[WORK INSTRUCTIONS]
Pull from the data below each line where the word "Проблема" occurs, and copy it.

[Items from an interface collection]
+---+

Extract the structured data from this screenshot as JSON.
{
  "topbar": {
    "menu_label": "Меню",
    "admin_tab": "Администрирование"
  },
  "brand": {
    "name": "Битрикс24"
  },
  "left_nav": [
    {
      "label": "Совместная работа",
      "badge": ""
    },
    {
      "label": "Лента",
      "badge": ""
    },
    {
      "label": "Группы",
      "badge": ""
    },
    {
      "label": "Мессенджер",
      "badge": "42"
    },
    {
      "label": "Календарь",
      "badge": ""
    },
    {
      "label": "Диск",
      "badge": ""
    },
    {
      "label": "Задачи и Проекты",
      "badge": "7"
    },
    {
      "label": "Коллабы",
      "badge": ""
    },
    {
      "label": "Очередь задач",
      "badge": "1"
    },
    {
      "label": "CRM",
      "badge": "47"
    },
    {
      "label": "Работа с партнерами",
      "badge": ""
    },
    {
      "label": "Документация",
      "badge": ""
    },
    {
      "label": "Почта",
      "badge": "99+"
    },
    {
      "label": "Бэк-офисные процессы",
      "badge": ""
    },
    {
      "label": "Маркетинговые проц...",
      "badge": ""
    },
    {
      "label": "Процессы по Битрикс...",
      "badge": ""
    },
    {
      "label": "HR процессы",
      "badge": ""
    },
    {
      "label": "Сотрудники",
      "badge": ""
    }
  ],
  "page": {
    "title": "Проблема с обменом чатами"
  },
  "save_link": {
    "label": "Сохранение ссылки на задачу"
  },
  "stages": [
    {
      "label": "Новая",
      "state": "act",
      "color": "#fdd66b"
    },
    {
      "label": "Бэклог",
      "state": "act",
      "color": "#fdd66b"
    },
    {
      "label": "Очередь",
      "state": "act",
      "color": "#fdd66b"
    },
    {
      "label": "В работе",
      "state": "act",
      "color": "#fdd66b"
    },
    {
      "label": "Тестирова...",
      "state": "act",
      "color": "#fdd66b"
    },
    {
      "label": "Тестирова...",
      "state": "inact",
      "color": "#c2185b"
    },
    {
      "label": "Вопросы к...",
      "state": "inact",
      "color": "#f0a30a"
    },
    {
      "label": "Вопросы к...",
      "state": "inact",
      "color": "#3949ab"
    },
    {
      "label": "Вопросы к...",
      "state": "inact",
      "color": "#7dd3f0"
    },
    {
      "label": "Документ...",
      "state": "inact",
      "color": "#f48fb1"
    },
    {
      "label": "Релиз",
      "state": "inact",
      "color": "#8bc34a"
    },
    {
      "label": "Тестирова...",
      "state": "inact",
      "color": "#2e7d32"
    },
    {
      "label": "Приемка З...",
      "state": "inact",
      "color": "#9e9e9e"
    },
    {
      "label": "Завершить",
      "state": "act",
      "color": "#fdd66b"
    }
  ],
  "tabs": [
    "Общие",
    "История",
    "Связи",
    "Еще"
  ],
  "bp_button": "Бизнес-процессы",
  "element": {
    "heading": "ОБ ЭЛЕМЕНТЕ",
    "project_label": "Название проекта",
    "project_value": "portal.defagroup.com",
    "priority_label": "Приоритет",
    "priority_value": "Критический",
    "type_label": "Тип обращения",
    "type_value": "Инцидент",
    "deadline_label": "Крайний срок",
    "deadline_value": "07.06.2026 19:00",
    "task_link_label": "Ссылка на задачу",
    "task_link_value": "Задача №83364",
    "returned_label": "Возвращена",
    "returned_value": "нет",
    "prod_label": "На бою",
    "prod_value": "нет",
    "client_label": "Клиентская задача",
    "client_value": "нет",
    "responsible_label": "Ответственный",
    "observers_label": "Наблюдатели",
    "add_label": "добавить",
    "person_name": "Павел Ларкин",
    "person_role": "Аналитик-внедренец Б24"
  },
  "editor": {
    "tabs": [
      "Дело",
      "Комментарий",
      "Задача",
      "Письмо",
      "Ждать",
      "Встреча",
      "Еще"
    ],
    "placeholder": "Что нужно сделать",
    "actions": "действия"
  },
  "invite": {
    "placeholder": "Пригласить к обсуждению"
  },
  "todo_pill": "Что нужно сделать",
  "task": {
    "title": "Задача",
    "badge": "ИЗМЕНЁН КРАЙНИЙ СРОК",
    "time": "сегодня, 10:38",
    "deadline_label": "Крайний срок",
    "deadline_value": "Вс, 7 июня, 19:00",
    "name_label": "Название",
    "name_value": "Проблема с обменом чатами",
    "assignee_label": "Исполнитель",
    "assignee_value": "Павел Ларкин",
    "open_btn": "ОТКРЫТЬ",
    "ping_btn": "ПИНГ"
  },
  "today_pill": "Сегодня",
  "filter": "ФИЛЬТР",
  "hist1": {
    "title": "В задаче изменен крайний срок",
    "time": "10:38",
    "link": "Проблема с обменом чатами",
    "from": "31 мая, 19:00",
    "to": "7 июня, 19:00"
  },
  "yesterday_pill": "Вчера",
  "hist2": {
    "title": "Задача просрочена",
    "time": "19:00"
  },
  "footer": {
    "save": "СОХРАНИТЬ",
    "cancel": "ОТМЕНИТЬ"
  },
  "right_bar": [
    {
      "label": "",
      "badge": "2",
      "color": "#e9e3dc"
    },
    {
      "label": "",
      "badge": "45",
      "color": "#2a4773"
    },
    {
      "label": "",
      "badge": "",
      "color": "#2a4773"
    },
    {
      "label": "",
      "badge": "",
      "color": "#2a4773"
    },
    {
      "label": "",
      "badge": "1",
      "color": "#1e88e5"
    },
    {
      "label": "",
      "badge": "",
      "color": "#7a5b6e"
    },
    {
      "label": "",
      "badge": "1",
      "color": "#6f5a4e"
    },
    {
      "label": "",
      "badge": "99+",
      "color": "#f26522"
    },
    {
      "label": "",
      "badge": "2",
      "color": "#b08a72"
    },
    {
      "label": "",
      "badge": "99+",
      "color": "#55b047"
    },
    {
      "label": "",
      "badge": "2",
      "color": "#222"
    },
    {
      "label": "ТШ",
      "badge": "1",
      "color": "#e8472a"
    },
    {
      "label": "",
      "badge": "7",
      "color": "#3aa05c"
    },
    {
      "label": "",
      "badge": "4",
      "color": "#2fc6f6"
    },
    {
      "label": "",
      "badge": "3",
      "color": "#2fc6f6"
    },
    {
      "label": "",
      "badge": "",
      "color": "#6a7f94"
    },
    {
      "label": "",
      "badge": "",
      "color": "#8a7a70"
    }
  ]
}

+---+

[SOLUTION TO THE PROBLEM]
    "title": "Проблема с обменом чатами"
    "name_value": "Проблема с обменом чатами",
    "link": "Проблема с обменом чатами",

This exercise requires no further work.